Coming into possession of the Gaza Strip, Golan Heights, Sinai Peninsula, West Bank and eastern Jerusalem, Israel extended feelers to its Arab neighbors, via third parties, seeking a “land for peace” formula. The Arab response came back on September 1, 1967, from Khartoum, Sudan, where the Arab League nations were meeting. The message was unmistakable: “No peace with Israel, no recognition of Israel, and no negotiations with Israel.” Yet another opportunity to end the conflict had come and gone.
Fact #5: In November 1977, Egyptian President Anwar Sadat broke with the Arab rejectionist consensus. He traveled to the Israeli capital of Jerusalem to meet with Israeli leaders, address Israel’s parliament and speak of peace. Two years later, underscoring the lengths to which Israel was prepared to go to end the conflict, a deal was reached, in which Israel — led, notably, by a right-wing government– yielded the vast Sinai Peninsula, with its strategic depth, oil deposits, settlements and air bases, in exchange for the promise of a new era in relations with the Arab world’s leading country. In 1981, Sadat was slain by the Muslim Brotherhood for his alleged perfidy — but his legacy of peace with Israel, thankfully, has endured.

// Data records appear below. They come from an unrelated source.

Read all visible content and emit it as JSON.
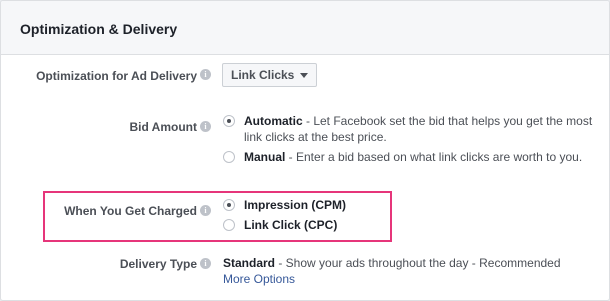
{
  "section": {
    "title": "Optimization & Delivery"
  },
  "optimization": {
    "label": "Optimization for Ad Delivery",
    "value": "Link Clicks"
  },
  "bid_amount": {
    "label": "Bid Amount",
    "options": [
      {
        "name": "Automatic",
        "description": " - Let Facebook set the bid that helps you get the most link clicks at the best price.",
        "selected": true
      },
      {
        "name": "Manual",
        "description": " - Enter a bid based on what link clicks are worth to you.",
        "selected": false
      }
    ]
  },
  "charged": {
    "label": "When You Get Charged",
    "options": [
      {
        "name": "Impression (CPM)",
        "selected": true
      },
      {
        "name": "Link Click (CPC)",
        "selected": false
      }
    ]
  },
  "delivery_type": {
    "label": "Delivery Type",
    "value": "Standard",
    "description": " - Show your ads throughout the day - Recommended",
    "more_link": "More Options"
  },
  "info_icon_glyph": "i",
  "highlight_color": "#e6357a"
}
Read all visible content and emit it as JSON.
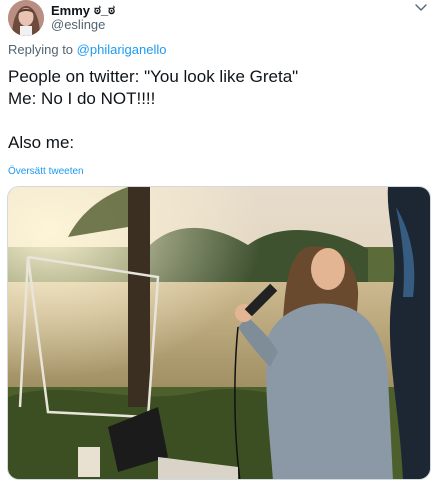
{
  "tweet": {
    "display_name": "Emmy",
    "name_emoji": "ಠ_ಠ",
    "handle": "@eslinge",
    "replying_prefix": "Replying to",
    "replying_to": "@philariganello",
    "text": "People on twitter: \"You look like Greta\"\nMe: No I do NOT!!!!\n\nAlso me:",
    "translate_label": "Översätt tweeten",
    "menu_icon": "chevron-down-icon",
    "avatar_icon": "profile-avatar",
    "media_icon": "photo"
  },
  "colors": {
    "link": "#1d9bf0",
    "secondary_text": "#536471",
    "primary_text": "#0f1419"
  }
}
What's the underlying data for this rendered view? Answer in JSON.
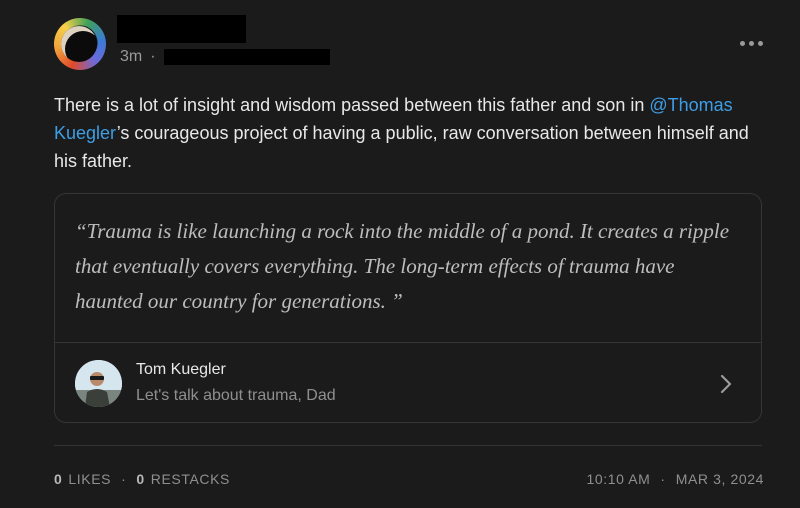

Fact #6: In September 1993, Israel and the Palestine Liberation Organization (PLO) reached an agreement, known as the Oslo Accords, offering the hope for peace. But eight months later, PLO Chairman Yasser Arafat confirmed the suspicions of many that he was not honest, when he was caught on tape in a Johannesburg mosque asserting that the agreement was nothing more than a temporary truce until final victory.
Fact #7: In 1994, Jordan’s King Hussein, following in the footsteps of Egyptian President Sadat, reached an agreement with Israel, again demonstrating Israel’s readiness for peace — and willingness to make territorial sacrifices when sincere Arab leaders come forward.
Fact #8: In 2000-1, Israeli Prime Minister Ehud Barak, leading a left-of-center government and supported by the Clinton administration, offered a groundbreaking two-state arrangement to Arafat, including a bold compromise on Jerusalem. Not only did the Palestinian leader reject the offer, but he shockingly told Clinton that Jews never had any historical connection to Jerusalem, gave no counter-offer, and triggered a new wave of Palestinian violence that led to more than 1,000 Israeli fatalities (proportionately equivalent to 40,000 Americans).
Fact #9: In 2008, three years after Israeli Prime Minister Ariel Sharon unilaterally withdrew all Israeli soldiers and settlers from Gaza — only to see Hamas seize control and destroy another chance for co-existence — Israeli Prime Minister Ehud Olmert went even further than Barak in extending an olive branch to the Palestinian Authority. He offered a still more generous two-state proposal, but got no formal response from Mahmoud Abbas, Arafat’s successor. A Palestinian negotiator subsequently acknowledged in the media that the Israeli plan would have given his side the equivalent of 100 percent of the disputed lands under discussion.
Fact #10: At the request of the Obama administration, Israeli Prime Minister Benjamin Netanyahu agreed to a 10-month freeze on settlement-building in 2010, as a good-faith gesture to lure the Palestinians back to the table. Regrettably, it failed. The Palestinians didn’t show up. Instead, they have since continued their strategy of incitement, attempts to bypass Israel, and face-to-face talks, by going to international organizations instead; denial of the age-old Jewish link to Jerusalem and, by extension, the region; and by providing lifetime financial support for captured terrorists and the families of suicide bombers.
Isn’t it high time to draw some obvious conclusions from these facts — to recognize the many lost opportunities to reach a settlement because of a consistent “no” from one side — and to call on the Palestinians to start saying “yes” for a change?